I was a foster kid...temporarily, I guess that's when it became my issue.
When I was two years old my parents went through a very nasty divorce and custody battle. My mom couldn't afford to stay in the state of Alabama where they'd been living and it was illegal to take me over state lines to Tennessee where she was staying with relatives.Seeking revenge against my mom for leaving him, my father, a native of Cyprus, was threatening to send me back to his country to be raised by distant relatives. The judge placed me in to the system while they sorted out their differences.
Since that experience, I've had a lot of curiosity about the foster care system.
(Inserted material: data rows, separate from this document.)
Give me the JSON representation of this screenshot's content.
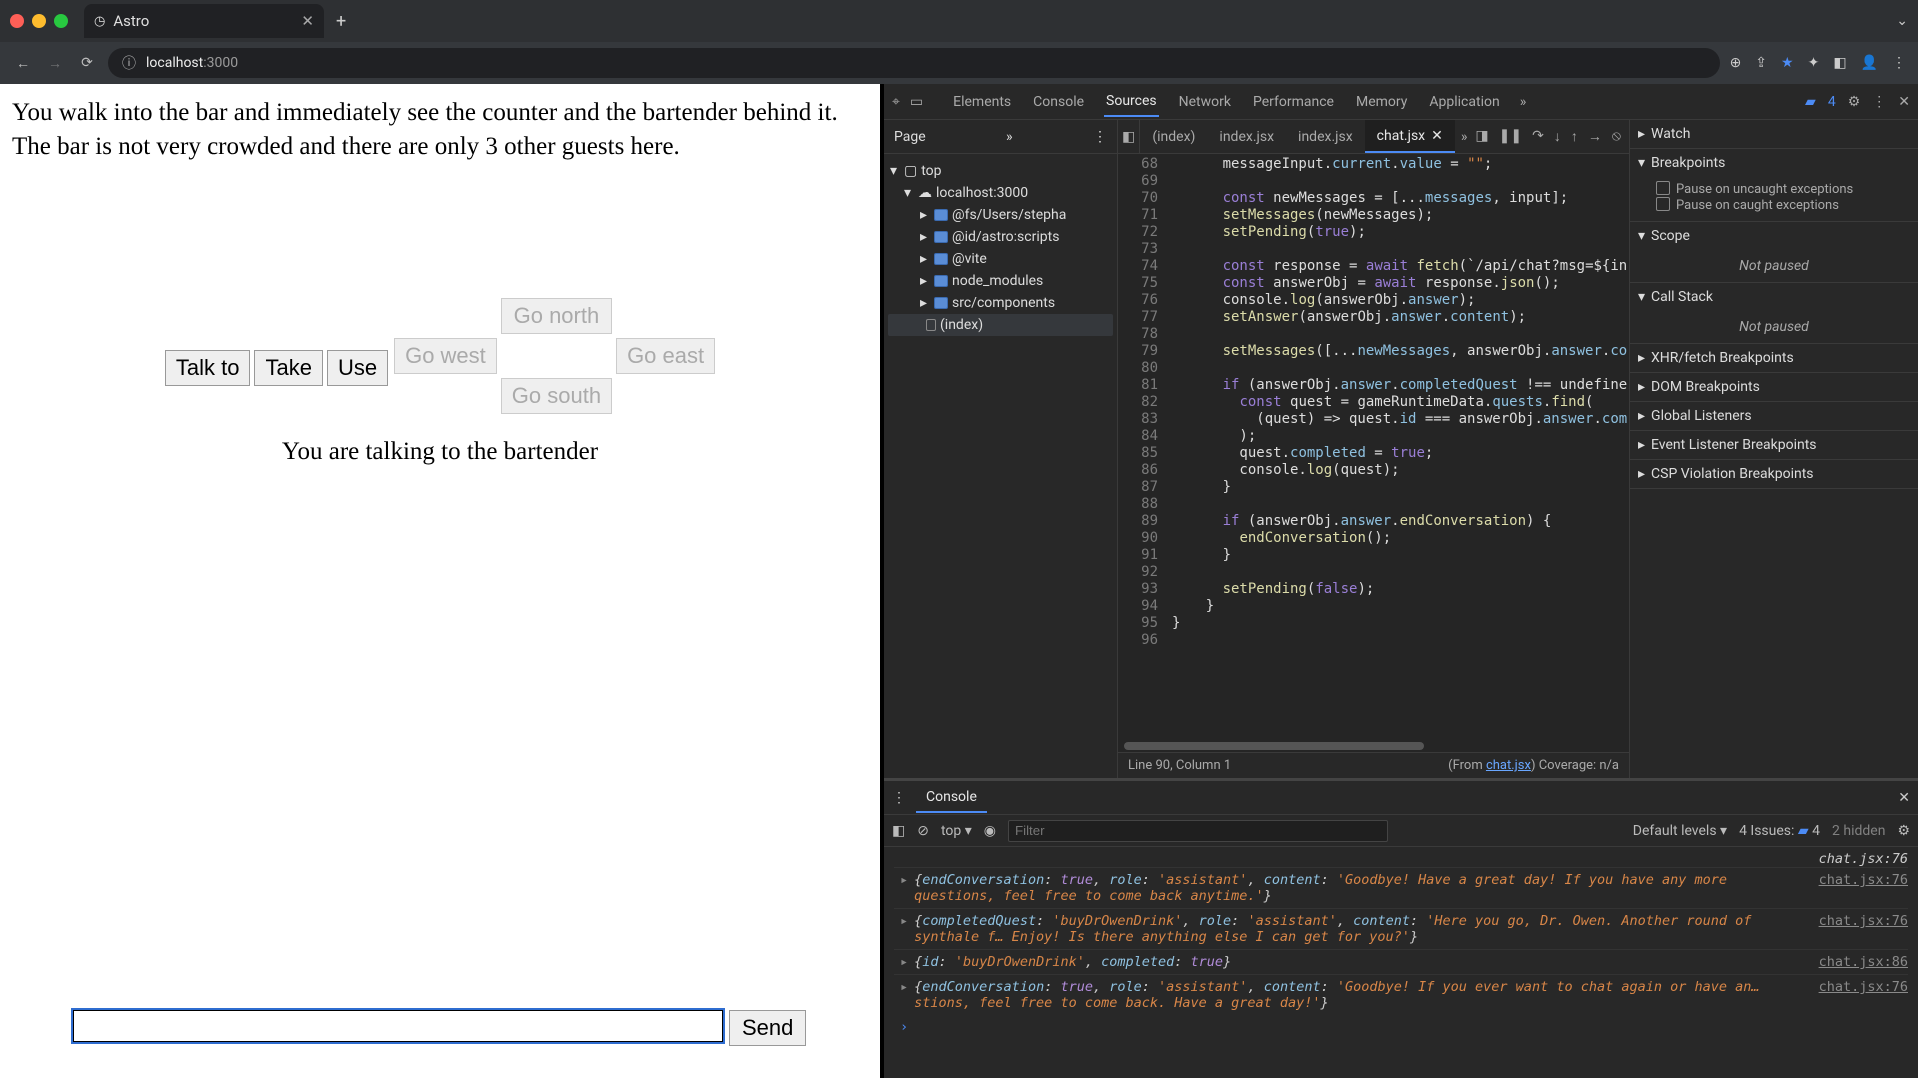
{
  "browser": {
    "tab_title": "Astro",
    "url": "localhost:3000",
    "url_host": "localhost",
    "url_port": ":3000"
  },
  "app": {
    "description": "You walk into the bar and immediately see the counter and the bartender behind it. The bar is not very crowded and there are only 3 other guests here.",
    "actions": {
      "talk": "Talk to",
      "take": "Take",
      "use": "Use"
    },
    "dirs": {
      "north": "Go north",
      "west": "Go west",
      "east": "Go east",
      "south": "Go south"
    },
    "status": "You are talking to the bartender",
    "send": "Send"
  },
  "devtools": {
    "tabs": [
      "Elements",
      "Console",
      "Sources",
      "Network",
      "Performance",
      "Memory",
      "Application"
    ],
    "active_tab": "Sources",
    "issue_count": "4",
    "page_tab": "Page",
    "tree": {
      "top": "top",
      "host": "localhost:3000",
      "items": [
        "@fs/Users/stepha",
        "@id/astro:scripts",
        "@vite",
        "node_modules",
        "src/components"
      ],
      "selected": "(index)"
    },
    "file_tabs": [
      "(index)",
      "index.jsx",
      "index.jsx",
      "chat.jsx"
    ],
    "active_file": "chat.jsx",
    "gutter_start": 68,
    "code_lines": [
      "      messageInput.current.value = \"\";",
      "",
      "      const newMessages = [...messages, input];",
      "      setMessages(newMessages);",
      "      setPending(true);",
      "",
      "      const response = await fetch(`/api/chat?msg=${in",
      "      const answerObj = await response.json();",
      "      console.log(answerObj.answer);",
      "      setAnswer(answerObj.answer.content);",
      "",
      "      setMessages([...newMessages, answerObj.answer.co",
      "",
      "      if (answerObj.answer.completedQuest !== undefine",
      "        const quest = gameRuntimeData.quests.find(",
      "          (quest) => quest.id === answerObj.answer.com",
      "        );",
      "        quest.completed = true;",
      "        console.log(quest);",
      "      }",
      "",
      "      if (answerObj.answer.endConversation) {",
      "        endConversation();",
      "      }",
      "",
      "      setPending(false);",
      "    }",
      "}",
      ""
    ],
    "cursor": "Line 90, Column 1",
    "from_label": "(From ",
    "from_file": "chat.jsx",
    "coverage": ") Coverage: n/a",
    "right": {
      "watch": "Watch",
      "breakpoints": "Breakpoints",
      "bp1": "Pause on uncaught exceptions",
      "bp2": "Pause on caught exceptions",
      "scope": "Scope",
      "not_paused": "Not paused",
      "callstack": "Call Stack",
      "xhr": "XHR/fetch Breakpoints",
      "dom": "DOM Breakpoints",
      "global": "Global Listeners",
      "event": "Event Listener Breakpoints",
      "csp": "CSP Violation Breakpoints"
    }
  },
  "console": {
    "title": "Console",
    "context": "top",
    "filter_ph": "Filter",
    "levels": "Default levels",
    "issues_lbl": "4 Issues:",
    "issues_n": "4",
    "hidden": "2 hidden",
    "logs": [
      {
        "src": "chat.jsx:76",
        "txt": "{endConversation: true, role: 'assistant', content: 'Goodbye! Have a great day! If you have any more questions, feel free to come back anytime.'}"
      },
      {
        "src": "chat.jsx:76",
        "txt": "{completedQuest: 'buyDrOwenDrink', role: 'assistant', content: 'Here you go, Dr. Owen. Another round of synthale f… Enjoy! Is there anything else I can get for you?'}"
      },
      {
        "src": "chat.jsx:86",
        "txt": "{id: 'buyDrOwenDrink', completed: true}"
      },
      {
        "src": "chat.jsx:76",
        "txt": "{endConversation: true, role: 'assistant', content: 'Goodbye! If you ever want to chat again or have an…stions, feel free to come back. Have a great day!'}"
      }
    ]
  }
}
It's not something I spent tons of time thinking about, but you don't remember many specifics from when you're two and so I'd often find myself daydreaming about what it was like...how scared and alone I must have felt or confused I must have been.
It wasn't until I was a social work graduate student at NYU, working at an agency with kids who grew up in the system that I realized just how royally fucked this particular section of the population is. I began focusing the bulk of my papers and research on this topic, but mostly, the tender spot in my heart grew by leaps and bounds.
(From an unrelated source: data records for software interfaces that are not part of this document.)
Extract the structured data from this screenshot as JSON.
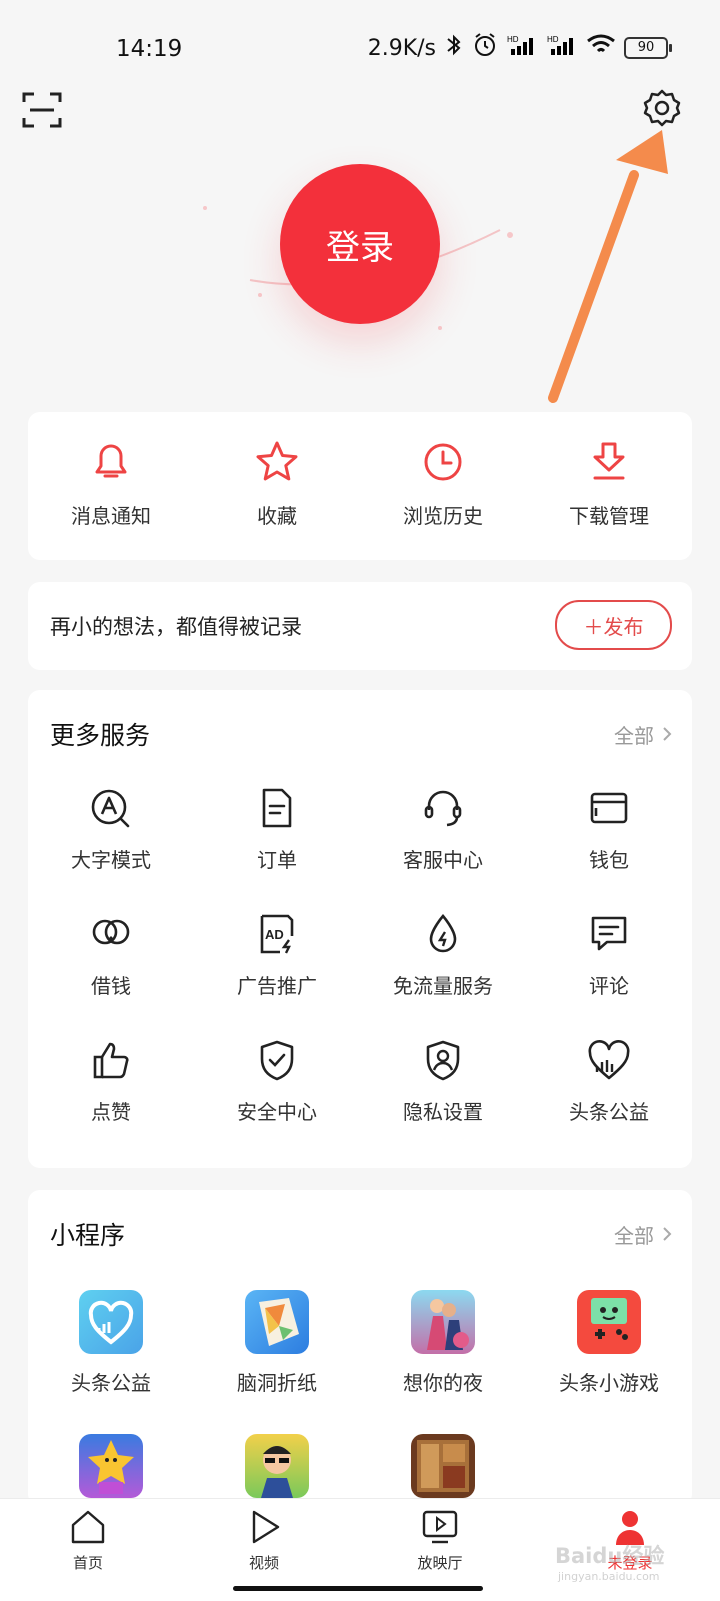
{
  "status_bar": {
    "time": "14:19",
    "network_speed": "2.9K/s",
    "battery": "90",
    "icons": [
      "bluetooth-icon",
      "alarm-icon",
      "signal-hd-icon",
      "signal-hd-icon",
      "wifi-icon",
      "battery-icon"
    ]
  },
  "header": {
    "scan_icon": "scan-icon",
    "settings_icon": "gear-icon",
    "login_label": "登录"
  },
  "quick_actions": [
    {
      "label": "消息通知",
      "icon": "bell-icon"
    },
    {
      "label": "收藏",
      "icon": "star-icon"
    },
    {
      "label": "浏览历史",
      "icon": "clock-icon"
    },
    {
      "label": "下载管理",
      "icon": "download-icon"
    }
  ],
  "post_prompt": {
    "text": "再小的想法，都值得被记录",
    "button": "＋发布"
  },
  "services": {
    "title": "更多服务",
    "all_label": "全部",
    "items": [
      {
        "label": "大字模式",
        "icon": "large-text-icon"
      },
      {
        "label": "订单",
        "icon": "order-icon"
      },
      {
        "label": "客服中心",
        "icon": "headset-icon"
      },
      {
        "label": "钱包",
        "icon": "wallet-icon"
      },
      {
        "label": "借钱",
        "icon": "loan-icon"
      },
      {
        "label": "广告推广",
        "icon": "ad-icon"
      },
      {
        "label": "免流量服务",
        "icon": "data-free-icon"
      },
      {
        "label": "评论",
        "icon": "comment-icon"
      },
      {
        "label": "点赞",
        "icon": "thumbs-up-icon"
      },
      {
        "label": "安全中心",
        "icon": "shield-icon"
      },
      {
        "label": "隐私设置",
        "icon": "privacy-icon"
      },
      {
        "label": "头条公益",
        "icon": "charity-icon"
      }
    ]
  },
  "mini_programs": {
    "title": "小程序",
    "all_label": "全部",
    "items": [
      {
        "label": "头条公益",
        "icon": "charity-app-icon"
      },
      {
        "label": "脑洞折纸",
        "icon": "origami-app-icon"
      },
      {
        "label": "想你的夜",
        "icon": "couple-app-icon"
      },
      {
        "label": "头条小游戏",
        "icon": "gameboy-app-icon"
      },
      {
        "label": "",
        "icon": "star-game-icon"
      },
      {
        "label": "",
        "icon": "money-game-icon"
      },
      {
        "label": "",
        "icon": "wood-game-icon"
      }
    ]
  },
  "bottom_nav": [
    {
      "label": "首页",
      "icon": "home-icon"
    },
    {
      "label": "视频",
      "icon": "play-icon"
    },
    {
      "label": "放映厅",
      "icon": "tv-icon"
    },
    {
      "label": "未登录",
      "icon": "user-icon"
    }
  ],
  "watermark": {
    "text": "Baidu经验",
    "sub": "jingyan.baidu.com"
  },
  "colors": {
    "accent": "#f3303b",
    "publish": "#e34b4b",
    "arrow": "#f48b4c"
  }
}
It was no longer just a curiosity about my own experience; instead, I began focusing my attention on the thousands of kids who have grown up in the system and had to endure the difficult process of aging out.
Imagine trying to find a job, with no records or documents. Because foster kids are forced to frequently change homes, agencies, and schools it's not uncommon for things like birth certificates and social security cards to get lost in the shuffle making it nearly impossible to land employment. In addition, these kids often have severe PTSD, which left untreated can make it nearly impossible to function in society. This population has some of the highest suicide, high school drop-out, and teenage pregnancy rates in our country. More often than not, they go to juvie or jail, become alcohol or drug dependent, or homeless, and yet, it's rare that you hear people discussing this issue.
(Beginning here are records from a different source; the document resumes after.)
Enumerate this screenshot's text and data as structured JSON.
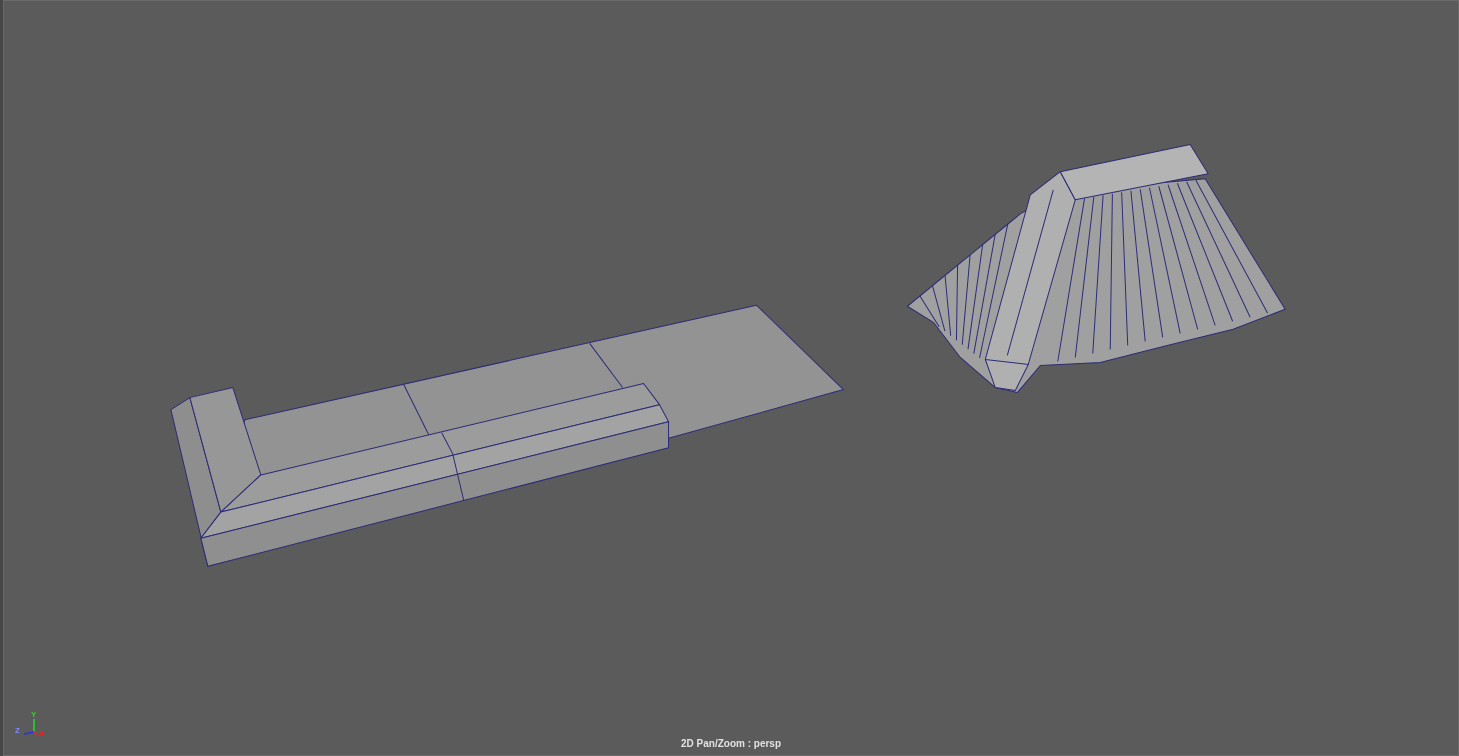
{
  "viewport": {
    "camera_label": "2D Pan/Zoom : persp",
    "axis_gizmo": {
      "y_label": "Y",
      "z_label": "Z",
      "x_label": "X"
    }
  }
}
To me, one of the most heartbreaking aspects of this issue is that of the sliver of kids who are successful - who defy the odds and make it to college (one statistic I read said only about 3 percent) , less than half actually finish. It makes sense; picture your first day of freshman year.
The scene likely includes being dropped off by at least one parent who sticks around long enough to help you set up your room, unpack, hug you tightly and tell you you're loved, maybe they shed a tear or two before traveling back to your childhood home. The same home you probably returned to for Thanksgiving, Winter, Spring, and Summer break.
Now imagine how you'd feel if you didn't have that, or where you'd go when the dorms close during the many breaks that take place during an academic year. These kids, even the ones who show hope and promise are alone, with no lifeline, and it's heartbreaking.
Now, a psychotherapist in private practice, I work mostly through an attachment and neuroscientific lens. As human beings, we're wired for connection - our survival depends on it as does our sense of self and emotional health. The relational trauma of going through life alone and unwanted is emotionally damaging, but it's not without hope.
We're resilient creatures and with the right resources, therapeutic help, and awareness, these kids do stand a chance; but first, as a society, we have to give a damn. In this moment, it's my issue. My hope is that it will become your issue as well and that eventually kids who age out of the foster care system and are propelled in to adulthood have a soft place to land.